Start of SUPPLIED RECORDS

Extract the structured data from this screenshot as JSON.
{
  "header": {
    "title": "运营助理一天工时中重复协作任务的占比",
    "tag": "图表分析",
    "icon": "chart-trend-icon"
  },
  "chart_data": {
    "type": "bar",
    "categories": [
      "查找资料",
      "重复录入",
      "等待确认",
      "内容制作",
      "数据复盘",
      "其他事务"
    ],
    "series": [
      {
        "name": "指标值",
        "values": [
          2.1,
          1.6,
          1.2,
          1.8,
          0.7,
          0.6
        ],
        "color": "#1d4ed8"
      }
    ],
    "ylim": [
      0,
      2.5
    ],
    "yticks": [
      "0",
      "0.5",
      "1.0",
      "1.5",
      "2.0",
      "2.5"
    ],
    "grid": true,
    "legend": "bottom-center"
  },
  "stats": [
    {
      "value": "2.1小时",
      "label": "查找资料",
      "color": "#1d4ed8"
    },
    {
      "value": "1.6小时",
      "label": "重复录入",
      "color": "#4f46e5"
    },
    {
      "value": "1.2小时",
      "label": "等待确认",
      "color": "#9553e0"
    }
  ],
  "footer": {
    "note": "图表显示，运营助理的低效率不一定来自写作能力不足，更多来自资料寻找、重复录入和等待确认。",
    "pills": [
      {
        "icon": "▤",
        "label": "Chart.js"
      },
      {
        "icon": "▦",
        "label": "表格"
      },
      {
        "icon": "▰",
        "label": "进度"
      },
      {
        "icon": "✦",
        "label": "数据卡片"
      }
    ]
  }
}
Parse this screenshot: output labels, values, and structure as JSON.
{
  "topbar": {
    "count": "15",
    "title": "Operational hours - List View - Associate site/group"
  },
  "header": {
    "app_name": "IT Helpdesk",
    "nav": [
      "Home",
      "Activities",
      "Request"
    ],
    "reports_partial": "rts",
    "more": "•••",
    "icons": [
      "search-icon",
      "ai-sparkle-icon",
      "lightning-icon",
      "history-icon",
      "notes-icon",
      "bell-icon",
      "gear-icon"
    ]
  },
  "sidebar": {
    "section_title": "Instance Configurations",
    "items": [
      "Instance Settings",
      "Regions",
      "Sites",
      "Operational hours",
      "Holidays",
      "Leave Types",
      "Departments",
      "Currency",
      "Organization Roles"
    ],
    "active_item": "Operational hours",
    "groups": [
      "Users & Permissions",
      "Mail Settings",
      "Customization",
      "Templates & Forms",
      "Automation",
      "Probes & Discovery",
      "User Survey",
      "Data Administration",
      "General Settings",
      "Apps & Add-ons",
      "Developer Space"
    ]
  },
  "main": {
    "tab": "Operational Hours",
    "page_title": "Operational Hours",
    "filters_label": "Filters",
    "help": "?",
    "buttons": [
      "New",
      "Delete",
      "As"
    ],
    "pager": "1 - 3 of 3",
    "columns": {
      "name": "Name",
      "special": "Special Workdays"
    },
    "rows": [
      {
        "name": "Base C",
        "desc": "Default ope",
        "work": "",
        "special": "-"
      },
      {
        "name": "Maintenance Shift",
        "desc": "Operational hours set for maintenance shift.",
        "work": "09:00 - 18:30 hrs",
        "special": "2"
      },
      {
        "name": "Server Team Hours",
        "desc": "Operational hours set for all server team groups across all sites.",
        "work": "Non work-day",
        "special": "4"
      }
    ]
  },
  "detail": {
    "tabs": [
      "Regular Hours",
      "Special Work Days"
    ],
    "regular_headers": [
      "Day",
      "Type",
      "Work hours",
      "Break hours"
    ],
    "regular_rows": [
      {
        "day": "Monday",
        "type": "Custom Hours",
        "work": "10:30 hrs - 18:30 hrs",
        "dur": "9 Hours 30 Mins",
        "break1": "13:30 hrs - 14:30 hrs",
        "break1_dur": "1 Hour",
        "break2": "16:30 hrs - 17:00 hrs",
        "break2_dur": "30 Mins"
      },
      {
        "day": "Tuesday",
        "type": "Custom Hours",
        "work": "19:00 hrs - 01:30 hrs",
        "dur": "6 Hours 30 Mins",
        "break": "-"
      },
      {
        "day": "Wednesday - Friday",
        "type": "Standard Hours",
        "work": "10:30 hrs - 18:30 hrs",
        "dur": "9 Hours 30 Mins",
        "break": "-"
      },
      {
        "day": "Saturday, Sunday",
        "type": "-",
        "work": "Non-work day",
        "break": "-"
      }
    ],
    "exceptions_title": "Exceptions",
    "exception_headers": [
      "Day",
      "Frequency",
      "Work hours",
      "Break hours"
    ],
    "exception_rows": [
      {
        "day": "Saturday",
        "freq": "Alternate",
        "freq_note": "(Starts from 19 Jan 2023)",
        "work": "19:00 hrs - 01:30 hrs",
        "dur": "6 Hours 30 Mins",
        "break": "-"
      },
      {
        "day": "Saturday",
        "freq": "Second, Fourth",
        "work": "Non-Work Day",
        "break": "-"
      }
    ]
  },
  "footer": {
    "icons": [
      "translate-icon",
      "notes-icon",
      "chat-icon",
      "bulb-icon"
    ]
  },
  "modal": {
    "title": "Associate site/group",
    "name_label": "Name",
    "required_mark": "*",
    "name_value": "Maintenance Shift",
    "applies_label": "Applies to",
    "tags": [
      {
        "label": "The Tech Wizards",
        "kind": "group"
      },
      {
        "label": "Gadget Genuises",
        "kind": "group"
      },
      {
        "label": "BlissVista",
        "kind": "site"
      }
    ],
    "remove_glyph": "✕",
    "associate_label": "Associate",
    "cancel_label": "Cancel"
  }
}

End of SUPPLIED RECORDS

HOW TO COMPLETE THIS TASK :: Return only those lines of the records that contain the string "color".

RESULT FOR THIS TASK ::
        "color": "#1d4ed8"
      "color": "#1d4ed8"
      "color": "#4f46e5"
      "color": "#9553e0"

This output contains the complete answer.